Recording Studio: A History of Funk Part II

George Clinton had created two new recording studio funk bands, one called Parliament (formerly The Parliaments) and the other called Funkadelic. Parliament had emphasis on horns and Funkadelic had emphasis on guitars, but both had a deep, rhythm filled groove. Clinton’s funk had elements of all the following genres of music, all rolled into one: rock and roll, jazz, urban, rhythm and blues, soul, blues, black gospel, and symphonic/classical. Clinton had successfully fused together all of these types of music to create funk, or as he called it, P-Funk.

Recording Studio: George Clinton
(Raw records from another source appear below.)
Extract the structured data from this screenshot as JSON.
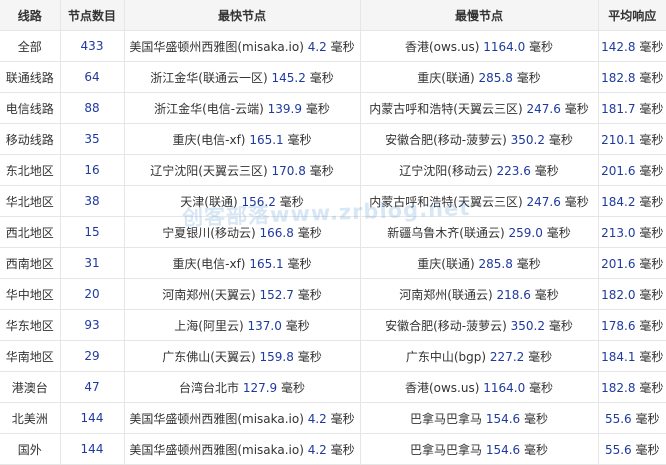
{
  "headers": {
    "route": "线路",
    "count": "节点数目",
    "fastest": "最快节点",
    "slowest": "最慢节点",
    "average": "平均响应"
  },
  "unit": "毫秒",
  "watermark": "创客部落www.zrblog.net",
  "rows": [
    {
      "route": "全部",
      "count": "433",
      "fast_name": "美国华盛顿州西雅图(misaka.io)",
      "fast_val": "4.2",
      "slow_name": "香港(ows.us)",
      "slow_val": "1164.0",
      "avg": "142.8"
    },
    {
      "route": "联通线路",
      "count": "64",
      "fast_name": "浙江金华(联通云一区)",
      "fast_val": "145.2",
      "slow_name": "重庆(联通)",
      "slow_val": "285.8",
      "avg": "182.8"
    },
    {
      "route": "电信线路",
      "count": "88",
      "fast_name": "浙江金华(电信-云端)",
      "fast_val": "139.9",
      "slow_name": "内蒙古呼和浩特(天翼云三区)",
      "slow_val": "247.6",
      "avg": "181.7"
    },
    {
      "route": "移动线路",
      "count": "35",
      "fast_name": "重庆(电信-xf)",
      "fast_val": "165.1",
      "slow_name": "安徽合肥(移动-菠萝云)",
      "slow_val": "350.2",
      "avg": "210.1"
    },
    {
      "route": "东北地区",
      "count": "16",
      "fast_name": "辽宁沈阳(天翼云三区)",
      "fast_val": "170.8",
      "slow_name": "辽宁沈阳(移动云)",
      "slow_val": "223.6",
      "avg": "201.6"
    },
    {
      "route": "华北地区",
      "count": "38",
      "fast_name": "天津(联通)",
      "fast_val": "156.2",
      "slow_name": "内蒙古呼和浩特(天翼云三区)",
      "slow_val": "247.6",
      "avg": "184.2"
    },
    {
      "route": "西北地区",
      "count": "15",
      "fast_name": "宁夏银川(移动云)",
      "fast_val": "166.8",
      "slow_name": "新疆乌鲁木齐(联通云)",
      "slow_val": "259.0",
      "avg": "213.0"
    },
    {
      "route": "西南地区",
      "count": "31",
      "fast_name": "重庆(电信-xf)",
      "fast_val": "165.1",
      "slow_name": "重庆(联通)",
      "slow_val": "285.8",
      "avg": "201.6"
    },
    {
      "route": "华中地区",
      "count": "20",
      "fast_name": "河南郑州(天翼云)",
      "fast_val": "152.7",
      "slow_name": "河南郑州(联通云)",
      "slow_val": "218.6",
      "avg": "182.0"
    },
    {
      "route": "华东地区",
      "count": "93",
      "fast_name": "上海(阿里云)",
      "fast_val": "137.0",
      "slow_name": "安徽合肥(移动-菠萝云)",
      "slow_val": "350.2",
      "avg": "178.6"
    },
    {
      "route": "华南地区",
      "count": "29",
      "fast_name": "广东佛山(天翼云)",
      "fast_val": "159.8",
      "slow_name": "广东中山(bgp)",
      "slow_val": "227.2",
      "avg": "184.1"
    },
    {
      "route": "港澳台",
      "count": "47",
      "fast_name": "台湾台北市",
      "fast_val": "127.9",
      "slow_name": "香港(ows.us)",
      "slow_val": "1164.0",
      "avg": "182.8"
    },
    {
      "route": "北美洲",
      "count": "144",
      "fast_name": "美国华盛顿州西雅图(misaka.io)",
      "fast_val": "4.2",
      "slow_name": "巴拿马巴拿马",
      "slow_val": "154.6",
      "avg": "55.6"
    },
    {
      "route": "国外",
      "count": "144",
      "fast_name": "美国华盛顿州西雅图(misaka.io)",
      "fast_val": "4.2",
      "slow_name": "巴拿马巴拿马",
      "slow_val": "154.6",
      "avg": "55.6"
    }
  ]
}
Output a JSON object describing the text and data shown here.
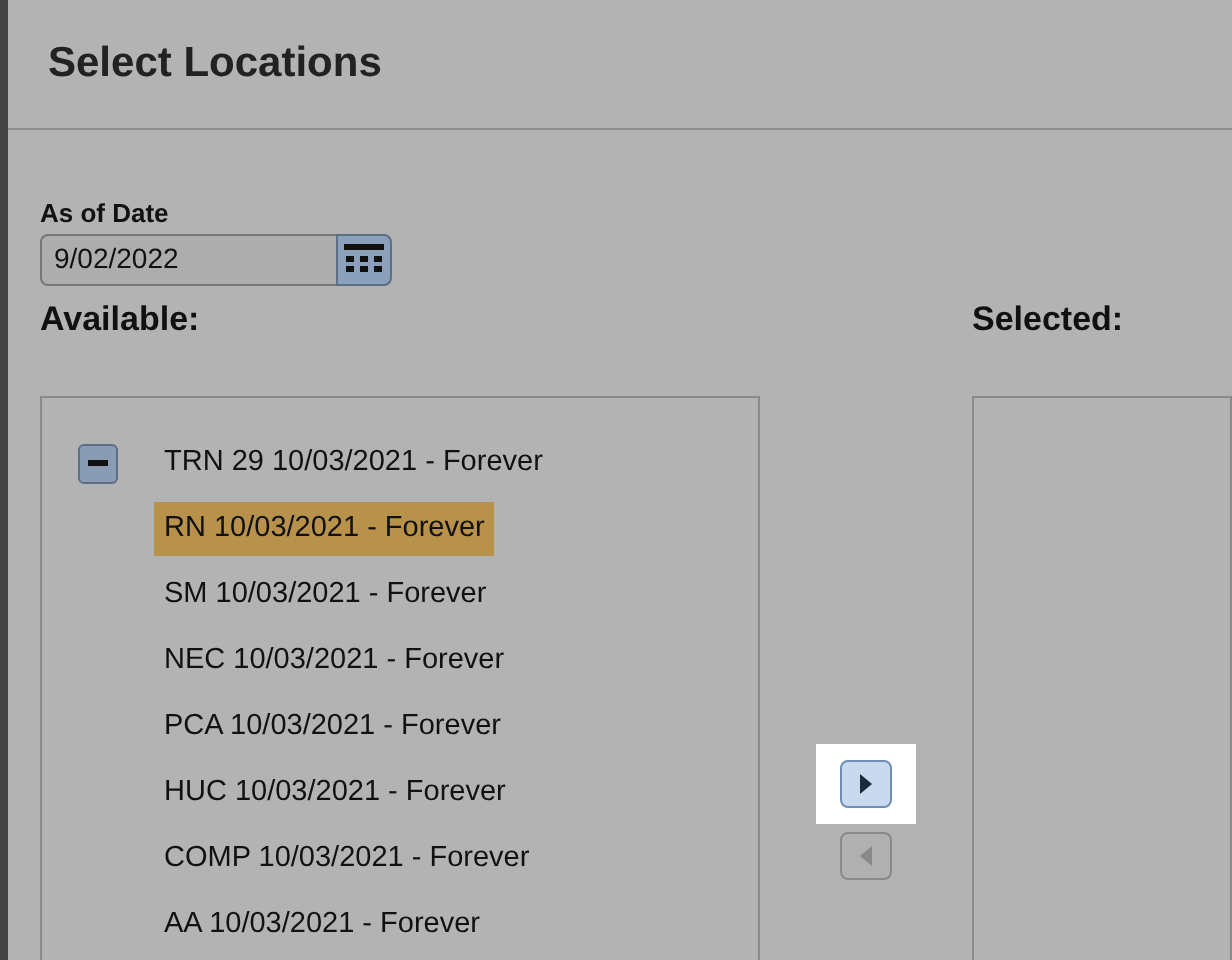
{
  "window": {
    "title": "Select Locations"
  },
  "as_of_date": {
    "label": "As of Date",
    "value": "9/02/2022"
  },
  "available": {
    "label": "Available:",
    "tree": [
      {
        "label": "TRN 29 10/03/2021 - Forever",
        "expanded": true,
        "selected": false,
        "children": [
          {
            "label": "RN 10/03/2021 - Forever",
            "selected": true
          },
          {
            "label": "SM 10/03/2021 - Forever",
            "selected": false
          },
          {
            "label": "NEC 10/03/2021 - Forever",
            "selected": false
          },
          {
            "label": "PCA 10/03/2021 - Forever",
            "selected": false
          },
          {
            "label": "HUC 10/03/2021 - Forever",
            "selected": false
          },
          {
            "label": "COMP 10/03/2021 - Forever",
            "selected": false
          },
          {
            "label": "AA 10/03/2021 - Forever",
            "selected": false
          }
        ]
      }
    ]
  },
  "move_buttons": [
    {
      "kind": "add",
      "disabled": false,
      "highlighted": true
    },
    {
      "kind": "remove",
      "disabled": true,
      "highlighted": false
    }
  ],
  "selected": {
    "label": "Selected:"
  }
}
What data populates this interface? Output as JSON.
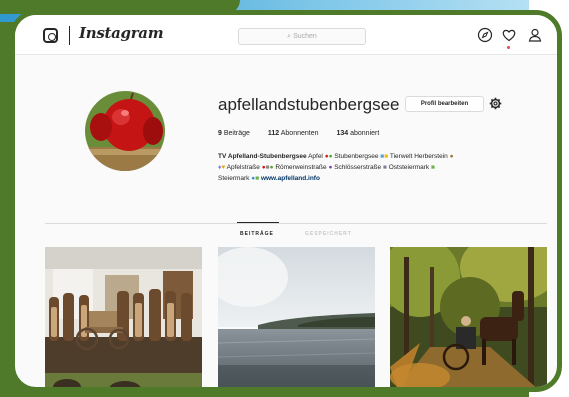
{
  "nav": {
    "wordmark": "Instagram",
    "search_placeholder": "Suchen",
    "icons": [
      "instagram-glyph-icon",
      "search-icon",
      "compass-icon",
      "heart-icon",
      "user-icon"
    ]
  },
  "profile": {
    "username": "apfellandstubenbergsee",
    "edit_button": "Profil bearbeiten",
    "stats": {
      "posts_count": "9",
      "posts_label": "Beiträge",
      "followers_count": "112",
      "followers_label": "Abonnenten",
      "following_count": "134",
      "following_label": "abonniert"
    },
    "bio": {
      "name": "TV Apfelland-Stubenbergsee",
      "seg1": "Apfel",
      "seg2": "Stubenbergsee",
      "seg3": "Tierwelt Herberstein",
      "seg4": "Apfelstraße",
      "seg5": "Römerweinstraße",
      "seg6": "Schlösserstraße",
      "seg7": "Oststeiermark",
      "seg8": "Steiermark",
      "link": "www.apfelland.info"
    }
  },
  "tabs": {
    "posts": "BEITRÄGE",
    "saved": "GESPEICHERT"
  },
  "colors": {
    "frame_green": "#4f7a2a",
    "link_blue": "#003569",
    "notification_red": "#ed4956"
  }
}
Clinton added recording studio musical powerhouses to his funk band, including many members of James Brown’s band “The JB’s”. Among them were Fred Wesley, Maceo Parker, and bassist William “Bootsy” Collins. Bootsy’s style of bass playing was very unique. Not only was he a slap bassist, he also used a synthesizer to create a sound called “the space bass”, which would be used in disco and other music. The funk mob would continue through the 70’s and 80’s, bringing the P-Funk with songs like Flashlight, Not Just Knee Deep, One Nation Under A Groove, P-Funk (Wants To Get Funked Up), and Tear The Roof Off The Sucker (Give Up The Funk), and many, many more, including Clinton’s 1982 release “Atomic Dog” which is still a club favorite to date.
Bootsy’s Rubber Band released many albums as a side project of the P-Funk mob, and went on to help produce Zapp, which was a Dayton, Ohio band featuring Roger and Zapp Troutman. The Zapp recording studio sound was the pioneering sound of electrofunk, donning synthesized drum beats and loops, a vocoder (talk box) on many songs, and even envisioned the internet becoming a place where people could meet in the song “Computer Love”. Zapp had many other elecrofunk songs, including the classic 1980 release “More Bounce To The Ounce” that would be an inspiration to many hip-hop and R&B artists in the future.